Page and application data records

=== Begin Enclosure ===

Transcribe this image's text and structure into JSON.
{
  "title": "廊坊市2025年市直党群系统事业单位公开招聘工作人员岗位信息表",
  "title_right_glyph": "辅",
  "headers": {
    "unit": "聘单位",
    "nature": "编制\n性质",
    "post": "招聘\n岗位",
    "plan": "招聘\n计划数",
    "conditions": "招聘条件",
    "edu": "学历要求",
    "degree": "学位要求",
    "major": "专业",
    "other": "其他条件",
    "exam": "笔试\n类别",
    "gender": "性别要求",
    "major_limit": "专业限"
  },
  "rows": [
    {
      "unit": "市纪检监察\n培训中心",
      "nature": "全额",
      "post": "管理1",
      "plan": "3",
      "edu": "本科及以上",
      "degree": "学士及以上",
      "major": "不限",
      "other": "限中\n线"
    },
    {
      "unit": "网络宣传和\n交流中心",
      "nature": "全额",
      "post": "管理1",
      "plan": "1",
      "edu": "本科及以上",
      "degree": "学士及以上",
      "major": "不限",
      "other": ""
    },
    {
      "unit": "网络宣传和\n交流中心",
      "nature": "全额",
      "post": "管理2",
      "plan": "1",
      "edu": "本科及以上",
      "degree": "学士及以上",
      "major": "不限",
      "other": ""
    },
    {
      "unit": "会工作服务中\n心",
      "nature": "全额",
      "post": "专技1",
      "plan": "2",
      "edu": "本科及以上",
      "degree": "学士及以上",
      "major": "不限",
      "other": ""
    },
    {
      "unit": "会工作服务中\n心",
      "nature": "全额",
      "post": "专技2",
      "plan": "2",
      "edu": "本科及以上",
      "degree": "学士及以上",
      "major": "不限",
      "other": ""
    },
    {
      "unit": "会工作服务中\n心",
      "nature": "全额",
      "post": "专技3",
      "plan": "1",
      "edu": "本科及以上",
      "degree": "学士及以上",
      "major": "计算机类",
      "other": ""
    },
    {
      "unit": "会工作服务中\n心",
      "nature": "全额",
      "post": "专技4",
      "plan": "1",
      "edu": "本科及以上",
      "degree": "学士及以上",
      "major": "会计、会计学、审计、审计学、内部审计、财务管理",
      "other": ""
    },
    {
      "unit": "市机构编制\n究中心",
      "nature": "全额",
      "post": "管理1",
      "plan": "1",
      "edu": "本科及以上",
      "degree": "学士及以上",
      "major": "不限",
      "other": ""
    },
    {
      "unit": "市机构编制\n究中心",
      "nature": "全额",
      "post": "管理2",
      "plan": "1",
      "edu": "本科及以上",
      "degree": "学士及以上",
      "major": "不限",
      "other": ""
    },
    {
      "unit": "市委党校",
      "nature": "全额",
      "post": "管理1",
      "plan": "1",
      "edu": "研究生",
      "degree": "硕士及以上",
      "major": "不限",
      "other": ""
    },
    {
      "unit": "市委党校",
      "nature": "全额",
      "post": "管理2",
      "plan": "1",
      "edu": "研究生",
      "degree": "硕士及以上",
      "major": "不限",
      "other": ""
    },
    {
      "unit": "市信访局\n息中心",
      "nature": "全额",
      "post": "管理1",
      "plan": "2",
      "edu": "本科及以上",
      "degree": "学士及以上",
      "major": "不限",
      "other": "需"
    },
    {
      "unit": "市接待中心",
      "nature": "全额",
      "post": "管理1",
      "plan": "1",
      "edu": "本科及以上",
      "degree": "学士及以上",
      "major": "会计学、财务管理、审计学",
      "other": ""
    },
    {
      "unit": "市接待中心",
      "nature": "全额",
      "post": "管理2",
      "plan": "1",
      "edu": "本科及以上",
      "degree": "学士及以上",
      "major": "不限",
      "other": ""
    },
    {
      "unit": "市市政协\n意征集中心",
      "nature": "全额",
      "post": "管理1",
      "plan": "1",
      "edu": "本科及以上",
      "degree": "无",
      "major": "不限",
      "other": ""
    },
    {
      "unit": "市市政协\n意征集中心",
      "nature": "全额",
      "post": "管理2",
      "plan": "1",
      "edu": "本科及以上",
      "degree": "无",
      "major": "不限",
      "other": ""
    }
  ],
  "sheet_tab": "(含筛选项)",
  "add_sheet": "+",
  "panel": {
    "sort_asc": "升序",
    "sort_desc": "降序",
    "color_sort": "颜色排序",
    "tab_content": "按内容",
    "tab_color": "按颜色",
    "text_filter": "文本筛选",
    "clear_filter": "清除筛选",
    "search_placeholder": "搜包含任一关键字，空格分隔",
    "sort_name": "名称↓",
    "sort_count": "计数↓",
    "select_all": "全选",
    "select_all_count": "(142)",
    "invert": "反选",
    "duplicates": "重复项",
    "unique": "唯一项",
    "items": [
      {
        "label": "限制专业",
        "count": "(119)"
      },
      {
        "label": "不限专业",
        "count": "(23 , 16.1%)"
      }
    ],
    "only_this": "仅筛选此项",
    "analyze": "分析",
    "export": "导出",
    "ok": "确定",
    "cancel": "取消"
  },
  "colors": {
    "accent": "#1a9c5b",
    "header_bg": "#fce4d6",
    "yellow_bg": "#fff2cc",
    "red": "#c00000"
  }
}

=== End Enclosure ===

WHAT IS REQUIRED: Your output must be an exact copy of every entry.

RESULT OF THIS TASK:
Transcribe this image's text and structure into JSON.
{
  "title": "廊坊市2025年市直党群系统事业单位公开招聘工作人员岗位信息表",
  "title_right_glyph": "辅",
  "headers": {
    "unit": "聘单位",
    "nature": "编制\n性质",
    "post": "招聘\n岗位",
    "plan": "招聘\n计划数",
    "conditions": "招聘条件",
    "edu": "学历要求",
    "degree": "学位要求",
    "major": "专业",
    "other": "其他条件",
    "exam": "笔试\n类别",
    "gender": "性别要求",
    "major_limit": "专业限"
  },
  "rows": [
    {
      "unit": "市纪检监察\n培训中心",
      "nature": "全额",
      "post": "管理1",
      "plan": "3",
      "edu": "本科及以上",
      "degree": "学士及以上",
      "major": "不限",
      "other": "限中\n线"
    },
    {
      "unit": "网络宣传和\n交流中心",
      "nature": "全额",
      "post": "管理1",
      "plan": "1",
      "edu": "本科及以上",
      "degree": "学士及以上",
      "major": "不限",
      "other": ""
    },
    {
      "unit": "网络宣传和\n交流中心",
      "nature": "全额",
      "post": "管理2",
      "plan": "1",
      "edu": "本科及以上",
      "degree": "学士及以上",
      "major": "不限",
      "other": ""
    },
    {
      "unit": "会工作服务中\n心",
      "nature": "全额",
      "post": "专技1",
      "plan": "2",
      "edu": "本科及以上",
      "degree": "学士及以上",
      "major": "不限",
      "other": ""
    },
    {
      "unit": "会工作服务中\n心",
      "nature": "全额",
      "post": "专技2",
      "plan": "2",
      "edu": "本科及以上",
      "degree": "学士及以上",
      "major": "不限",
      "other": ""
    },
    {
      "unit": "会工作服务中\n心",
      "nature": "全额",
      "post": "专技3",
      "plan": "1",
      "edu": "本科及以上",
      "degree": "学士及以上",
      "major": "计算机类",
      "other": ""
    },
    {
      "unit": "会工作服务中\n心",
      "nature": "全额",
      "post": "专技4",
      "plan": "1",
      "edu": "本科及以上",
      "degree": "学士及以上",
      "major": "会计、会计学、审计、审计学、内部审计、财务管理",
      "other": ""
    },
    {
      "unit": "市机构编制\n究中心",
      "nature": "全额",
      "post": "管理1",
      "plan": "1",
      "edu": "本科及以上",
      "degree": "学士及以上",
      "major": "不限",
      "other": ""
    },
    {
      "unit": "市机构编制\n究中心",
      "nature": "全额",
      "post": "管理2",
      "plan": "1",
      "edu": "本科及以上",
      "degree": "学士及以上",
      "major": "不限",
      "other": ""
    },
    {
      "unit": "市委党校",
      "nature": "全额",
      "post": "管理1",
      "plan": "1",
      "edu": "研究生",
      "degree": "硕士及以上",
      "major": "不限",
      "other": ""
    },
    {
      "unit": "市委党校",
      "nature": "全额",
      "post": "管理2",
      "plan": "1",
      "edu": "研究生",
      "degree": "硕士及以上",
      "major": "不限",
      "other": ""
    },
    {
      "unit": "市信访局\n息中心",
      "nature": "全额",
      "post": "管理1",
      "plan": "2",
      "edu": "本科及以上",
      "degree": "学士及以上",
      "major": "不限",
      "other": "需"
    },
    {
      "unit": "市接待中心",
      "nature": "全额",
      "post": "管理1",
      "plan": "1",
      "edu": "本科及以上",
      "degree": "学士及以上",
      "major": "会计学、财务管理、审计学",
      "other": ""
    },
    {
      "unit": "市接待中心",
      "nature": "全额",
      "post": "管理2",
      "plan": "1",
      "edu": "本科及以上",
      "degree": "学士及以上",
      "major": "不限",
      "other": ""
    },
    {
      "unit": "市市政协\n意征集中心",
      "nature": "全额",
      "post": "管理1",
      "plan": "1",
      "edu": "本科及以上",
      "degree": "无",
      "major": "不限",
      "other": ""
    },
    {
      "unit": "市市政协\n意征集中心",
      "nature": "全额",
      "post": "管理2",
      "plan": "1",
      "edu": "本科及以上",
      "degree": "无",
      "major": "不限",
      "other": ""
    }
  ],
  "sheet_tab": "(含筛选项)",
  "add_sheet": "+",
  "panel": {
    "sort_asc": "升序",
    "sort_desc": "降序",
    "color_sort": "颜色排序",
    "tab_content": "按内容",
    "tab_color": "按颜色",
    "text_filter": "文本筛选",
    "clear_filter": "清除筛选",
    "search_placeholder": "搜包含任一关键字，空格分隔",
    "sort_name": "名称↓",
    "sort_count": "计数↓",
    "select_all": "全选",
    "select_all_count": "(142)",
    "invert": "反选",
    "duplicates": "重复项",
    "unique": "唯一项",
    "items": [
      {
        "label": "限制专业",
        "count": "(119)"
      },
      {
        "label": "不限专业",
        "count": "(23 , 16.1%)"
      }
    ],
    "only_this": "仅筛选此项",
    "analyze": "分析",
    "export": "导出",
    "ok": "确定",
    "cancel": "取消"
  },
  "colors": {
    "accent": "#1a9c5b",
    "header_bg": "#fce4d6",
    "yellow_bg": "#fff2cc",
    "red": "#c00000"
  }
}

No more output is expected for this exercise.